I'll bet if the "church" was less an institution and more a movement, some different kinds of people might want to join. Like, tax collectors and sinners. The blind who are made to see, and the lame who now walk. Little kids with crumbly fish and a little bread. A few zealots who want to change the world.
What do you think?
Want to join a movement?
Tuesday, June 3, 2008
Monday, June 2, 2008
1.) What first tells you that summer is here?
First hot day, hot not warm, where you see people at the beach and really in the water (like Sunday).
2.) Name five of your favorite distinctively summer habits or customs.
*Picnics, whether the food is homecooked or just bought and eaten outdoors

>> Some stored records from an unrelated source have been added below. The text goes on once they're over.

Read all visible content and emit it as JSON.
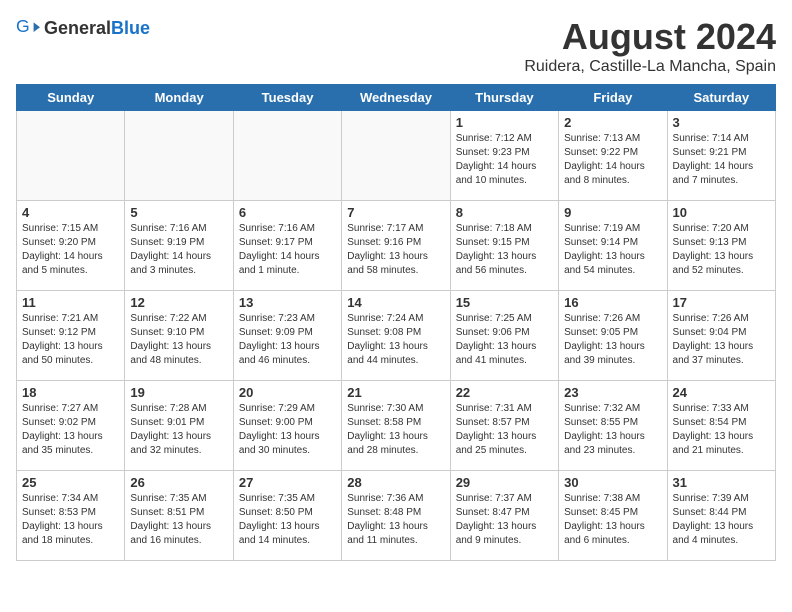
{
  "header": {
    "logo_general": "General",
    "logo_blue": "Blue",
    "title": "August 2024",
    "subtitle": "Ruidera, Castille-La Mancha, Spain"
  },
  "days_of_week": [
    "Sunday",
    "Monday",
    "Tuesday",
    "Wednesday",
    "Thursday",
    "Friday",
    "Saturday"
  ],
  "weeks": [
    [
      {
        "day": "",
        "info": "",
        "empty": true
      },
      {
        "day": "",
        "info": "",
        "empty": true
      },
      {
        "day": "",
        "info": "",
        "empty": true
      },
      {
        "day": "",
        "info": "",
        "empty": true
      },
      {
        "day": "1",
        "info": "Sunrise: 7:12 AM\nSunset: 9:23 PM\nDaylight: 14 hours\nand 10 minutes."
      },
      {
        "day": "2",
        "info": "Sunrise: 7:13 AM\nSunset: 9:22 PM\nDaylight: 14 hours\nand 8 minutes."
      },
      {
        "day": "3",
        "info": "Sunrise: 7:14 AM\nSunset: 9:21 PM\nDaylight: 14 hours\nand 7 minutes."
      }
    ],
    [
      {
        "day": "4",
        "info": "Sunrise: 7:15 AM\nSunset: 9:20 PM\nDaylight: 14 hours\nand 5 minutes."
      },
      {
        "day": "5",
        "info": "Sunrise: 7:16 AM\nSunset: 9:19 PM\nDaylight: 14 hours\nand 3 minutes."
      },
      {
        "day": "6",
        "info": "Sunrise: 7:16 AM\nSunset: 9:17 PM\nDaylight: 14 hours\nand 1 minute."
      },
      {
        "day": "7",
        "info": "Sunrise: 7:17 AM\nSunset: 9:16 PM\nDaylight: 13 hours\nand 58 minutes."
      },
      {
        "day": "8",
        "info": "Sunrise: 7:18 AM\nSunset: 9:15 PM\nDaylight: 13 hours\nand 56 minutes."
      },
      {
        "day": "9",
        "info": "Sunrise: 7:19 AM\nSunset: 9:14 PM\nDaylight: 13 hours\nand 54 minutes."
      },
      {
        "day": "10",
        "info": "Sunrise: 7:20 AM\nSunset: 9:13 PM\nDaylight: 13 hours\nand 52 minutes."
      }
    ],
    [
      {
        "day": "11",
        "info": "Sunrise: 7:21 AM\nSunset: 9:12 PM\nDaylight: 13 hours\nand 50 minutes."
      },
      {
        "day": "12",
        "info": "Sunrise: 7:22 AM\nSunset: 9:10 PM\nDaylight: 13 hours\nand 48 minutes."
      },
      {
        "day": "13",
        "info": "Sunrise: 7:23 AM\nSunset: 9:09 PM\nDaylight: 13 hours\nand 46 minutes."
      },
      {
        "day": "14",
        "info": "Sunrise: 7:24 AM\nSunset: 9:08 PM\nDaylight: 13 hours\nand 44 minutes."
      },
      {
        "day": "15",
        "info": "Sunrise: 7:25 AM\nSunset: 9:06 PM\nDaylight: 13 hours\nand 41 minutes."
      },
      {
        "day": "16",
        "info": "Sunrise: 7:26 AM\nSunset: 9:05 PM\nDaylight: 13 hours\nand 39 minutes."
      },
      {
        "day": "17",
        "info": "Sunrise: 7:26 AM\nSunset: 9:04 PM\nDaylight: 13 hours\nand 37 minutes."
      }
    ],
    [
      {
        "day": "18",
        "info": "Sunrise: 7:27 AM\nSunset: 9:02 PM\nDaylight: 13 hours\nand 35 minutes."
      },
      {
        "day": "19",
        "info": "Sunrise: 7:28 AM\nSunset: 9:01 PM\nDaylight: 13 hours\nand 32 minutes."
      },
      {
        "day": "20",
        "info": "Sunrise: 7:29 AM\nSunset: 9:00 PM\nDaylight: 13 hours\nand 30 minutes."
      },
      {
        "day": "21",
        "info": "Sunrise: 7:30 AM\nSunset: 8:58 PM\nDaylight: 13 hours\nand 28 minutes."
      },
      {
        "day": "22",
        "info": "Sunrise: 7:31 AM\nSunset: 8:57 PM\nDaylight: 13 hours\nand 25 minutes."
      },
      {
        "day": "23",
        "info": "Sunrise: 7:32 AM\nSunset: 8:55 PM\nDaylight: 13 hours\nand 23 minutes."
      },
      {
        "day": "24",
        "info": "Sunrise: 7:33 AM\nSunset: 8:54 PM\nDaylight: 13 hours\nand 21 minutes."
      }
    ],
    [
      {
        "day": "25",
        "info": "Sunrise: 7:34 AM\nSunset: 8:53 PM\nDaylight: 13 hours\nand 18 minutes."
      },
      {
        "day": "26",
        "info": "Sunrise: 7:35 AM\nSunset: 8:51 PM\nDaylight: 13 hours\nand 16 minutes."
      },
      {
        "day": "27",
        "info": "Sunrise: 7:35 AM\nSunset: 8:50 PM\nDaylight: 13 hours\nand 14 minutes."
      },
      {
        "day": "28",
        "info": "Sunrise: 7:36 AM\nSunset: 8:48 PM\nDaylight: 13 hours\nand 11 minutes."
      },
      {
        "day": "29",
        "info": "Sunrise: 7:37 AM\nSunset: 8:47 PM\nDaylight: 13 hours\nand 9 minutes."
      },
      {
        "day": "30",
        "info": "Sunrise: 7:38 AM\nSunset: 8:45 PM\nDaylight: 13 hours\nand 6 minutes."
      },
      {
        "day": "31",
        "info": "Sunrise: 7:39 AM\nSunset: 8:44 PM\nDaylight: 13 hours\nand 4 minutes."
      }
    ]
  ]
}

*Summer vacation, the three months off from school between June and August. I'll never get over summer vacation
*Going to the lake (Nokomis, Cedar, Lake of the Isles, Harriet, Calhoun, Como. Swimming is fun but optional.)
*Reading a book outside, at the beach or other scenic venue
3.) What is your favorite smell of summer?
The smell of the air just after a storm. Clean, and fragrant
4.) What is your favorite taste of summer?
Fresh local strawberries!
runner up: popsicles
5.) Favorite summer memory?
On a hot summer night, my sister and I would go to sleep with just sheets covering us, and with two of those old-fahsioned box fans running in the window. At sometime during the night, my mother would quietly come in and turn the air on the fan around.
6.) Extreme heat or extreme cold? Which would you choose and why?
After this long long cold cold winter, I am going to choose extreme heat. Although I might change my mind later.
7.) What books do you plan to read for the season?
*Our June book club book is Tall Grass, by Sandra Dallas
*Christianity for the Rest of Us, by Diana Butler Bass
*Mudbound, by Hillary Jordan
*The Absolutely True Diary of a Part-Time Indian, by Sherman Alexie
*The Double Bind, by Chris Bohjalian
8.) How does the summer affect your faith? Is it a hindrance?
I think summer, and the long liturgical season of discipleship, is an ally. The summer walks by the lake, and the time for meditation, are good for me spiritually. I like the longer days, too.
Sunday, June 1, 2008
This morning early we saw someone walk through our backyard. He told us there was a great tree down on the next block and they would have to move that before they could restore our power.
So this morning:
No curling iron.
It was my anniversary celebration here at church today. I preached. When we get power restored (and coffee!) I'll tell you more about that. Also, Scout went to agility class yesterday. And she'll have something to say about that too.